Extracted records ::
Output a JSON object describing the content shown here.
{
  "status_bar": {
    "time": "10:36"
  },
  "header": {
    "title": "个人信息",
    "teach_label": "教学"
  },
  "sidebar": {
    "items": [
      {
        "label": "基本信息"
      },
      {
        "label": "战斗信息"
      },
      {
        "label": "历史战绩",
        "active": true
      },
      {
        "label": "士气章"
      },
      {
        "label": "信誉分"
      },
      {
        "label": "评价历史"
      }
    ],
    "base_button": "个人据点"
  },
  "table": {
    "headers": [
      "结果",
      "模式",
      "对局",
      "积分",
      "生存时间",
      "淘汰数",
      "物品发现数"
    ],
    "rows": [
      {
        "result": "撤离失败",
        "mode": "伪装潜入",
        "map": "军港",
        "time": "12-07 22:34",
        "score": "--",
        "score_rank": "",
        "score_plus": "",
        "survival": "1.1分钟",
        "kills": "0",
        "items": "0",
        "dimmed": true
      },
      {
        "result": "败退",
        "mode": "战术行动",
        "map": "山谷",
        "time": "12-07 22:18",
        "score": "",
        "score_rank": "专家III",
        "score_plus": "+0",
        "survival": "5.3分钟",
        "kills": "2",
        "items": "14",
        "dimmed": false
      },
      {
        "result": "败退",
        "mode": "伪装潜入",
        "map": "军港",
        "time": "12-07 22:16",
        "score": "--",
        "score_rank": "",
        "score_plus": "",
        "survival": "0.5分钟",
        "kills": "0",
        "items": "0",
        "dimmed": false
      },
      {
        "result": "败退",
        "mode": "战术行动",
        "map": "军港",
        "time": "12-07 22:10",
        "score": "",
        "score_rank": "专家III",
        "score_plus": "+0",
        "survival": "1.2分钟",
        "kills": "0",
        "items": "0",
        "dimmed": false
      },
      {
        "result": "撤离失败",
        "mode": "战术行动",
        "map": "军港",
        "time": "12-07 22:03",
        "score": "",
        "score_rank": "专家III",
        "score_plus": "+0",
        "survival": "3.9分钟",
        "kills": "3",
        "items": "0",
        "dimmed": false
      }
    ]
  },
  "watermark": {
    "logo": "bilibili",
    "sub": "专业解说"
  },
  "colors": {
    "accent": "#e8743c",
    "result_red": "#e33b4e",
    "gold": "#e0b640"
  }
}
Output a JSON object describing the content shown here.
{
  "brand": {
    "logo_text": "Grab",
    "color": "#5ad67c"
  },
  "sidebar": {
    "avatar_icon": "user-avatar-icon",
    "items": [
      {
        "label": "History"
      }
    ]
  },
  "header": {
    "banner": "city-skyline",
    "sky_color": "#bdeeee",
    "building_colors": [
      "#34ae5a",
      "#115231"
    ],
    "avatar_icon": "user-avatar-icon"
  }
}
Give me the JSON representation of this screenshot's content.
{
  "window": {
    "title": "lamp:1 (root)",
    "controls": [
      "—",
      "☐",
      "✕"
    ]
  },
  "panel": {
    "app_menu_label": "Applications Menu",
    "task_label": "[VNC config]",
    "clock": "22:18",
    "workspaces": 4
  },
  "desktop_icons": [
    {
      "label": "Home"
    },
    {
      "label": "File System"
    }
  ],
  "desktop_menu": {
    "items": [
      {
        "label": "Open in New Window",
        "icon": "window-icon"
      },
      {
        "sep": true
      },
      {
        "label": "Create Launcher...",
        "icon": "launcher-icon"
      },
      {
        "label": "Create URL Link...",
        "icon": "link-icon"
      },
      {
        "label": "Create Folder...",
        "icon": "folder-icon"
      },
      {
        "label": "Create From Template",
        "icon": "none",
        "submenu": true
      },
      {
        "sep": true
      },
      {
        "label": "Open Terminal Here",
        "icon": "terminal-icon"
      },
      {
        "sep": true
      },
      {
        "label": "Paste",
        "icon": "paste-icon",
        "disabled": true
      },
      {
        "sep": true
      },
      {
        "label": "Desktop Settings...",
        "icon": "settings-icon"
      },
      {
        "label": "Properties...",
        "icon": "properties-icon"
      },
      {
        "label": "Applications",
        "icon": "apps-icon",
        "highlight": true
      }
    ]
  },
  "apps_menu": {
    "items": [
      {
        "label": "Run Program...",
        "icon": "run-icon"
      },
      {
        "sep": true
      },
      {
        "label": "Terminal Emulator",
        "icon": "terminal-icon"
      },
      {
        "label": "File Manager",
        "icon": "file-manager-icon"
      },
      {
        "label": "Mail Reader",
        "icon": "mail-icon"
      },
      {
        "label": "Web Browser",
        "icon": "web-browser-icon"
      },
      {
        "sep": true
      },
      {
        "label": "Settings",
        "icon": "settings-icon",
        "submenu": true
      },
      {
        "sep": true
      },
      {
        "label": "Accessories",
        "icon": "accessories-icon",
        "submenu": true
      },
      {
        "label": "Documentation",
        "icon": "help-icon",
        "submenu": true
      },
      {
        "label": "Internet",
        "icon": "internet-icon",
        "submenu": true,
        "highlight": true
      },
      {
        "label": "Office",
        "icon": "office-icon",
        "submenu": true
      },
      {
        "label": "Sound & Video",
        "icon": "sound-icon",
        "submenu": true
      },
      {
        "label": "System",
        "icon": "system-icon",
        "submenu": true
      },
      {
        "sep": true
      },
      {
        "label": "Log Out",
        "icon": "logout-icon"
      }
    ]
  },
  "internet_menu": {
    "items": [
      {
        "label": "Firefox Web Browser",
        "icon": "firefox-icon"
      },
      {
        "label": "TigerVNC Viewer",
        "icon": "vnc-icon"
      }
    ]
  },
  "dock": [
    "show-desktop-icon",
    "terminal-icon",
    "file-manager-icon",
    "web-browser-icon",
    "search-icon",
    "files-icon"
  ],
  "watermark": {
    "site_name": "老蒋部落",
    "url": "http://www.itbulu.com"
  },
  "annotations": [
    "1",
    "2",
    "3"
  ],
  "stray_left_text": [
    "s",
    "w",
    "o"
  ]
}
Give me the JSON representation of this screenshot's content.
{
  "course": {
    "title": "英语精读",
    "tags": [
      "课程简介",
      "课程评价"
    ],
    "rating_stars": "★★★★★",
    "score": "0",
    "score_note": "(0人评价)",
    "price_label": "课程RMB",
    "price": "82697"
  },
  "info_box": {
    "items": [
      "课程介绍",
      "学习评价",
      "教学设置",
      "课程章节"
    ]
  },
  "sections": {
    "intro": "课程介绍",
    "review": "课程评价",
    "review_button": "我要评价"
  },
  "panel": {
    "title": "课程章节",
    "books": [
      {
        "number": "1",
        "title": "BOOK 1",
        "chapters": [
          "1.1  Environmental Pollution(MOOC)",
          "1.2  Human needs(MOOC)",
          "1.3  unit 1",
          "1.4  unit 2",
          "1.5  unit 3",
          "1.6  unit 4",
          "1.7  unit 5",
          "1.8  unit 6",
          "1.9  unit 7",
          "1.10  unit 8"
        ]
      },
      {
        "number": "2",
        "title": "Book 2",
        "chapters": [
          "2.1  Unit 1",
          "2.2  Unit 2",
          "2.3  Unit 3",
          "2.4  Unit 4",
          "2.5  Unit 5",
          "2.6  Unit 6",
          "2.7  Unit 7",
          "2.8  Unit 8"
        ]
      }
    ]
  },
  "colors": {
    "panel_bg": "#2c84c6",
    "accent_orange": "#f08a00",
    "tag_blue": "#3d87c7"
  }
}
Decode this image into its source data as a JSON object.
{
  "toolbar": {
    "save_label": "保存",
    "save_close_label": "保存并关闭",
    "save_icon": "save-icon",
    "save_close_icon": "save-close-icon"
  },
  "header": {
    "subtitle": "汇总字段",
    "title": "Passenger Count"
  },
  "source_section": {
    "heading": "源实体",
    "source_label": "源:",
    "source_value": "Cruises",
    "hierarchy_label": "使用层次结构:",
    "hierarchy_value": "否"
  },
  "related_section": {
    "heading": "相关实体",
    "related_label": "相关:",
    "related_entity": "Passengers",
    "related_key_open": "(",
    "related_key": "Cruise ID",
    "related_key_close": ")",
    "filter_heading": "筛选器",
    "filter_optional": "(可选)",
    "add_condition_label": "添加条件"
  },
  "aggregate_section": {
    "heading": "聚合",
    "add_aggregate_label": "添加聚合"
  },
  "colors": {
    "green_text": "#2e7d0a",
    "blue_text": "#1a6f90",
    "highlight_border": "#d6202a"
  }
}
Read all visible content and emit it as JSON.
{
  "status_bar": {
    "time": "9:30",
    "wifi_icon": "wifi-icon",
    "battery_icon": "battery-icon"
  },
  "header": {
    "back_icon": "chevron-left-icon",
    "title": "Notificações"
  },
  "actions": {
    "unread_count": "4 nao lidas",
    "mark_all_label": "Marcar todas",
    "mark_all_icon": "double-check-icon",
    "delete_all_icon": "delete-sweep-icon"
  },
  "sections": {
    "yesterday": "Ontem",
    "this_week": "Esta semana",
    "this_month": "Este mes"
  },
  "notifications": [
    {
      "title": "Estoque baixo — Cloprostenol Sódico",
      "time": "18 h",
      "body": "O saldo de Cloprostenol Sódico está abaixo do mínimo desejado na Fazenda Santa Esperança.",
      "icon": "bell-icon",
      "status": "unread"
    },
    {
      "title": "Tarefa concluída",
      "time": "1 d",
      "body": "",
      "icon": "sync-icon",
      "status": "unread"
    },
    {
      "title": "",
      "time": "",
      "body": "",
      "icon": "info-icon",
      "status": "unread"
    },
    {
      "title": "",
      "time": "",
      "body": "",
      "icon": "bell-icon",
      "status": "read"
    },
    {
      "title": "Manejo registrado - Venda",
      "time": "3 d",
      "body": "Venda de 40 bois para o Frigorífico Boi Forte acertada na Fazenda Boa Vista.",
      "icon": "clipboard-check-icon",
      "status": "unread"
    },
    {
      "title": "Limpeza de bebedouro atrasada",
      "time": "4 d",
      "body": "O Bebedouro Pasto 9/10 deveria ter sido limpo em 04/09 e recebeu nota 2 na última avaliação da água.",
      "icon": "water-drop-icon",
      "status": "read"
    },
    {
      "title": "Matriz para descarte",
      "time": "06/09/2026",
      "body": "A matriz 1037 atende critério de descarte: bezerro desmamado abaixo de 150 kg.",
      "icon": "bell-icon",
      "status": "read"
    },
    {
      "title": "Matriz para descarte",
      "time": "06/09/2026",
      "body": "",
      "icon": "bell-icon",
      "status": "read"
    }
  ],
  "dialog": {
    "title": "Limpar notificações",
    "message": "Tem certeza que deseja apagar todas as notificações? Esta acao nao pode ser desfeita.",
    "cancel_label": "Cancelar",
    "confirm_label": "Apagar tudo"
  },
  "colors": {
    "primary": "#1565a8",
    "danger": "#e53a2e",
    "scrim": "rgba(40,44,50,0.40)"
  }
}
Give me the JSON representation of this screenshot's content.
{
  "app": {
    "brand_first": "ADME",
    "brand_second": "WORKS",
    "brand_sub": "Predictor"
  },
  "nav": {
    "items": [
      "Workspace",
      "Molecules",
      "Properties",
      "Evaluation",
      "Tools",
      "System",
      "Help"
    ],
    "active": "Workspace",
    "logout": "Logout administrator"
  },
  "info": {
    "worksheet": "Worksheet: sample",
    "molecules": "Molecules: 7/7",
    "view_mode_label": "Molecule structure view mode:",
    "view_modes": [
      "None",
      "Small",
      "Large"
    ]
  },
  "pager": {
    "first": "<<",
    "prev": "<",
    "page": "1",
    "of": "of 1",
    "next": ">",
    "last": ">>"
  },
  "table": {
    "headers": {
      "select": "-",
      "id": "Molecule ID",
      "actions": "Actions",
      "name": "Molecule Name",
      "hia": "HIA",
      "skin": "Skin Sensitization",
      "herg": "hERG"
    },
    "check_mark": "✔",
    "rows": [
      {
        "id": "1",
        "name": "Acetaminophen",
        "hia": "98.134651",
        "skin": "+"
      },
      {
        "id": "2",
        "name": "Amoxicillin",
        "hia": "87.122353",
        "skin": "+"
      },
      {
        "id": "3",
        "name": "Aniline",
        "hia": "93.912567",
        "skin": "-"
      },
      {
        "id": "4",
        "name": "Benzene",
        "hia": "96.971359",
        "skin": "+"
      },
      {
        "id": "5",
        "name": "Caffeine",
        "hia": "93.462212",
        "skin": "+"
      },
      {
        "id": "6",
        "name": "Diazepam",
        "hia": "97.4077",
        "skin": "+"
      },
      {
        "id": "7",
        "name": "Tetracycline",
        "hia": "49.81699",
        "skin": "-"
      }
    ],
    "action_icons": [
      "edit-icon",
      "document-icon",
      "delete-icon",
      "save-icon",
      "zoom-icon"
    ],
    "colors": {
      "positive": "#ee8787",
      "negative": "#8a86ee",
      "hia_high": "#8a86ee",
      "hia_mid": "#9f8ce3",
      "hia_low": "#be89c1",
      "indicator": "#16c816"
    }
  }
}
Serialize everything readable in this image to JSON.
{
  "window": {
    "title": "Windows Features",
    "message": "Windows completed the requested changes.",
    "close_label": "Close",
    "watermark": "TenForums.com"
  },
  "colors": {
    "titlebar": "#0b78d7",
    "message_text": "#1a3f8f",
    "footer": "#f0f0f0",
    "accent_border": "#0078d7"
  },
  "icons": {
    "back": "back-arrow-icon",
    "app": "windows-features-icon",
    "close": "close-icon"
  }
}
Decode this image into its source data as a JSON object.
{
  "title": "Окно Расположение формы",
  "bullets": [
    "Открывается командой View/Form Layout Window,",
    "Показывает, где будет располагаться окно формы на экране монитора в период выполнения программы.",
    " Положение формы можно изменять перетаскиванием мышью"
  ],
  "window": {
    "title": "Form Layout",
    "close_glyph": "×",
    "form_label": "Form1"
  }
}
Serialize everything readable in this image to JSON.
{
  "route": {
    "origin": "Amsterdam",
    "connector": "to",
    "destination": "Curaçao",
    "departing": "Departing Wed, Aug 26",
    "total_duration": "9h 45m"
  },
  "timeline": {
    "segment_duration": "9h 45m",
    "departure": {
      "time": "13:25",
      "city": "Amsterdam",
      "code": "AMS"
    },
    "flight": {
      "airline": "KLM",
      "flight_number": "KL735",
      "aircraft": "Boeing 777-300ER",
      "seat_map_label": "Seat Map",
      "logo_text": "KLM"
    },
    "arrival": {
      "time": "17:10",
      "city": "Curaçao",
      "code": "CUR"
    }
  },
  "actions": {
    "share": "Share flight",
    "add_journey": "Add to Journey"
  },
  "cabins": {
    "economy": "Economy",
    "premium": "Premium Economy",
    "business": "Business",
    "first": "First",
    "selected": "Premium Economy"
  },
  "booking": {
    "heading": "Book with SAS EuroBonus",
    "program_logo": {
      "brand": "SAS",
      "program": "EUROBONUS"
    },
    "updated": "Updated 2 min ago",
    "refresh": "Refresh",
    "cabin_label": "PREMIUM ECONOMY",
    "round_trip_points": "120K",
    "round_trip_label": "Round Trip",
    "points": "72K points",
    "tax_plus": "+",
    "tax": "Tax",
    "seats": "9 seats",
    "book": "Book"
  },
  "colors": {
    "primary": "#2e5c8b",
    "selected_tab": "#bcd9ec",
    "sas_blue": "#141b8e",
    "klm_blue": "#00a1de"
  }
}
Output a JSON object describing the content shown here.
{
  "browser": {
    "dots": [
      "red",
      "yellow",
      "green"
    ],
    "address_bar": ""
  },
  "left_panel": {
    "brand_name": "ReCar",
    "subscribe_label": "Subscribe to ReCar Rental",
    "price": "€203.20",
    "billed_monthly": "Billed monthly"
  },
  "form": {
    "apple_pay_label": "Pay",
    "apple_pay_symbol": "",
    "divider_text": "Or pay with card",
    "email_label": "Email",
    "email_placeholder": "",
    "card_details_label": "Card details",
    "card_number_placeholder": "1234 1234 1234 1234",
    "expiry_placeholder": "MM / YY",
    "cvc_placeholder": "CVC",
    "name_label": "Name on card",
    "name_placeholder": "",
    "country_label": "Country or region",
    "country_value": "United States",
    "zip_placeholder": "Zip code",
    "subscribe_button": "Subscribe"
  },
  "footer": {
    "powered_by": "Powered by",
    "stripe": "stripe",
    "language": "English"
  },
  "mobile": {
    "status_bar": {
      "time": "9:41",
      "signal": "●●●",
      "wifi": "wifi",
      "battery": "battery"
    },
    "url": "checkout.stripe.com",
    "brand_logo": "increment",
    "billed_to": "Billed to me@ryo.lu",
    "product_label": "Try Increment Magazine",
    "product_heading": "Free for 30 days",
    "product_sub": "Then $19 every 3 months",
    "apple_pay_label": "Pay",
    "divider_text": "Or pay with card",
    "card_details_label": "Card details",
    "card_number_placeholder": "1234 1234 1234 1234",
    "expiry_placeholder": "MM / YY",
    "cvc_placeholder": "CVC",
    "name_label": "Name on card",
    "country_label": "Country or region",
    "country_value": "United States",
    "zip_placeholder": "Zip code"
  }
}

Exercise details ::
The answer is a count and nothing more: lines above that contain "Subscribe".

Task answer ::
2